● **Provided data**:
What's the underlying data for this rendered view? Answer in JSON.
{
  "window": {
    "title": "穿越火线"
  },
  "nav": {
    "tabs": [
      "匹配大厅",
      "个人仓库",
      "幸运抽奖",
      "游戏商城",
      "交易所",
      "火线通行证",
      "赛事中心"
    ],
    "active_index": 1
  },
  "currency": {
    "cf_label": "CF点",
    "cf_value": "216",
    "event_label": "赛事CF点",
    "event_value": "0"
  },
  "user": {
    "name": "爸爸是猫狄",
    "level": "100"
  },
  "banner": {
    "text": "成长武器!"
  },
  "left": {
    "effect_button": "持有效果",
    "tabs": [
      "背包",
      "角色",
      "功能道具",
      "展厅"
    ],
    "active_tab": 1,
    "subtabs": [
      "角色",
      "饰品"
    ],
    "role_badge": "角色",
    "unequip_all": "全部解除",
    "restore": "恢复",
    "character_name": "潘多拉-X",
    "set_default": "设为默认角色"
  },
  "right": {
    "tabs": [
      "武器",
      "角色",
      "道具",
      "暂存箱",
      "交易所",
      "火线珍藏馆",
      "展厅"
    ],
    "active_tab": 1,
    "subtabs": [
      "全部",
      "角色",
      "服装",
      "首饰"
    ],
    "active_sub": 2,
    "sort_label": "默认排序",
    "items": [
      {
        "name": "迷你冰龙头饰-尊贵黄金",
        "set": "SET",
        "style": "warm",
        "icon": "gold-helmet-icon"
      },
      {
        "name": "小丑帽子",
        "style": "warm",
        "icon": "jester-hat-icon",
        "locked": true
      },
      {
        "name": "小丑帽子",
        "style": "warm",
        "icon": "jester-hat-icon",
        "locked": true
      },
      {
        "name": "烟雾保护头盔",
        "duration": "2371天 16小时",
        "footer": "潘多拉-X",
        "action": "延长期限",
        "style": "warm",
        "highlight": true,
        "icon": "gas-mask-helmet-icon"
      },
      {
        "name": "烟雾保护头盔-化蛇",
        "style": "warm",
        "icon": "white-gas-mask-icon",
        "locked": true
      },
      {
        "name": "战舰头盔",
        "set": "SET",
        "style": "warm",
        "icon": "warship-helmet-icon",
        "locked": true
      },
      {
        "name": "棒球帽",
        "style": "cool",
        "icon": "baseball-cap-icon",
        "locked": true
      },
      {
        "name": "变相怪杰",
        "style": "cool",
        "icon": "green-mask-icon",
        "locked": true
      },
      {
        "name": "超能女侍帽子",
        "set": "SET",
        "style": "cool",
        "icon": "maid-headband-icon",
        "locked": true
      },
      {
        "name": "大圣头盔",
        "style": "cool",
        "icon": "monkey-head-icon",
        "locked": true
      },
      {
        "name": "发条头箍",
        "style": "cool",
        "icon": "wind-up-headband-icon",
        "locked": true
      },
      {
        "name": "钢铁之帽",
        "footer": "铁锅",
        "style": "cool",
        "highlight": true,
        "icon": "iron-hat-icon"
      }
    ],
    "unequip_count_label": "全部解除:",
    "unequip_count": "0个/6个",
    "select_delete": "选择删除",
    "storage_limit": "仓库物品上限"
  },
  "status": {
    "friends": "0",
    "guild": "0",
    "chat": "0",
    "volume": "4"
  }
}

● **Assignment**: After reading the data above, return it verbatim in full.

● **Task result**:
What's the underlying data for this rendered view? Answer in JSON.
{
  "window": {
    "title": "穿越火线"
  },
  "nav": {
    "tabs": [
      "匹配大厅",
      "个人仓库",
      "幸运抽奖",
      "游戏商城",
      "交易所",
      "火线通行证",
      "赛事中心"
    ],
    "active_index": 1
  },
  "currency": {
    "cf_label": "CF点",
    "cf_value": "216",
    "event_label": "赛事CF点",
    "event_value": "0"
  },
  "user": {
    "name": "爸爸是猫狄",
    "level": "100"
  },
  "banner": {
    "text": "成长武器!"
  },
  "left": {
    "effect_button": "持有效果",
    "tabs": [
      "背包",
      "角色",
      "功能道具",
      "展厅"
    ],
    "active_tab": 1,
    "subtabs": [
      "角色",
      "饰品"
    ],
    "role_badge": "角色",
    "unequip_all": "全部解除",
    "restore": "恢复",
    "character_name": "潘多拉-X",
    "set_default": "设为默认角色"
  },
  "right": {
    "tabs": [
      "武器",
      "角色",
      "道具",
      "暂存箱",
      "交易所",
      "火线珍藏馆",
      "展厅"
    ],
    "active_tab": 1,
    "subtabs": [
      "全部",
      "角色",
      "服装",
      "首饰"
    ],
    "active_sub": 2,
    "sort_label": "默认排序",
    "items": [
      {
        "name": "迷你冰龙头饰-尊贵黄金",
        "set": "SET",
        "style": "warm",
        "icon": "gold-helmet-icon"
      },
      {
        "name": "小丑帽子",
        "style": "warm",
        "icon": "jester-hat-icon",
        "locked": true
      },
      {
        "name": "小丑帽子",
        "style": "warm",
        "icon": "jester-hat-icon",
        "locked": true
      },
      {
        "name": "烟雾保护头盔",
        "duration": "2371天 16小时",
        "footer": "潘多拉-X",
        "action": "延长期限",
        "style": "warm",
        "highlight": true,
        "icon": "gas-mask-helmet-icon"
      },
      {
        "name": "烟雾保护头盔-化蛇",
        "style": "warm",
        "icon": "white-gas-mask-icon",
        "locked": true
      },
      {
        "name": "战舰头盔",
        "set": "SET",
        "style": "warm",
        "icon": "warship-helmet-icon",
        "locked": true
      },
      {
        "name": "棒球帽",
        "style": "cool",
        "icon": "baseball-cap-icon",
        "locked": true
      },
      {
        "name": "变相怪杰",
        "style": "cool",
        "icon": "green-mask-icon",
        "locked": true
      },
      {
        "name": "超能女侍帽子",
        "set": "SET",
        "style": "cool",
        "icon": "maid-headband-icon",
        "locked": true
      },
      {
        "name": "大圣头盔",
        "style": "cool",
        "icon": "monkey-head-icon",
        "locked": true
      },
      {
        "name": "发条头箍",
        "style": "cool",
        "icon": "wind-up-headband-icon",
        "locked": true
      },
      {
        "name": "钢铁之帽",
        "footer": "铁锅",
        "style": "cool",
        "highlight": true,
        "icon": "iron-hat-icon"
      }
    ],
    "unequip_count_label": "全部解除:",
    "unequip_count": "0个/6个",
    "select_delete": "选择删除",
    "storage_limit": "仓库物品上限"
  },
  "status": {
    "friends": "0",
    "guild": "0",
    "chat": "0",
    "volume": "4"
  }
}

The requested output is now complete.